  • Fair Use Reading Series Continued
    • Thursday, December 17
    • 6:45 p.m.
    • Abbott Lecture Hall in the Joslyn Art Museum, 2200 Dodge Street, Omaha, Nebraska
    • Admission: free
    • I will be reading my speculative fiction story “When Continents Collide”, published in F(r)iction #2

 

reading, Creighton University, MFA, writing, fiction, poetry

The Second Fair Use Reading featuring Erin Pulispher, Allison Hraban, and me.

Two Universities, One Reading, New Voices

Creighton University, New Voices, University of Nebraska Omaha, reading, students, fiction, poetry

From left (for Creighton University): our lovely liaison and poet Allison Hraban, poet Aubree Else, and prose writer Nicole Koneck-Wilwerding.

This post is a little late, but I wanted to tell you all about an exciting reading I attended November 19. It was a special event—hosted by Creighton University and the University of Nebraska at Omaha (UNO)—known as New Voices. Like the Fair Use readings, it is a series for young and emerging writers who want to read their work aloud to an audience.

There were four writers total, given roughly five minutes to read their work.

Nicole Koneck-Wilwerding began with her funny short story, appropriately titled “Thanksgiving”. It was a series of letters from the main character to her siblings, discussing her upcoming Thanksgiving dinner and the potential problems on the horizon.
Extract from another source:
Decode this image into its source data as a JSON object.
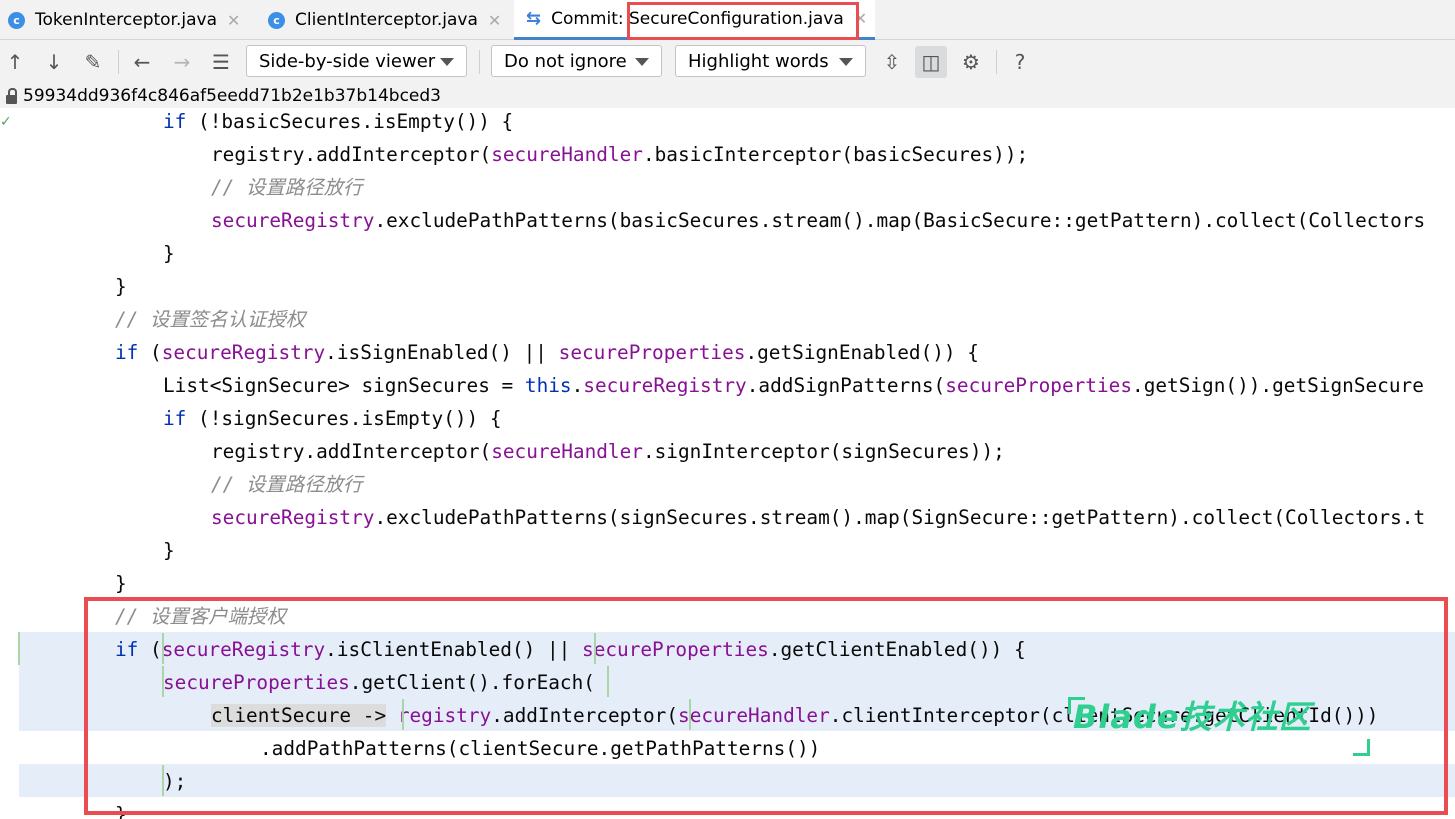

Through humor, wit, and awkward political battles, Nicole entertained us with a character that is more complex than she originally seems. It was an excellent and engaging piece.

Ashley, a representative of UNO, read next. She read a small collection of poems including “New Moon”, “She’s Human”, “Tabasco Sauce”, and others. Her poems at times were surprising, amusing, and thought-provoking. Some of her images were really interesting and strong. I enjoyed hearing Ashley’s work for the first time.

Nick, another representative for UNO, then read part of his short story “Mile Marker”. His story starts with a dead dog and has this mysterious mixed feeling of a combined Sir Arthur Conan Doyle novel and a Stephen King novel. I thought Nick did well with surprise and power dynamics in his piece. I really enjoyed hearing his work for the first time.

Aubree Else finished up the night with a collection of her poems. Some of them I was familiar with from the Fair Use reading like “North G Street House” and “The World Ends for a Fifth Time”. She also read some poems I was not familiar with, like “The Indian Leopard Sticks His Head Into a Pot” and “Waste Places”. I really enjoyed listening to all of them. The last one was my favorite thus far, but each one compelled me to listen and pay attention.

The New Voices readings sometimes feature graduate students, but there are often undergraduate students as well. If you have a chance to attend the next one, I’d encourage you to do so. It’s always wise to support your local writers.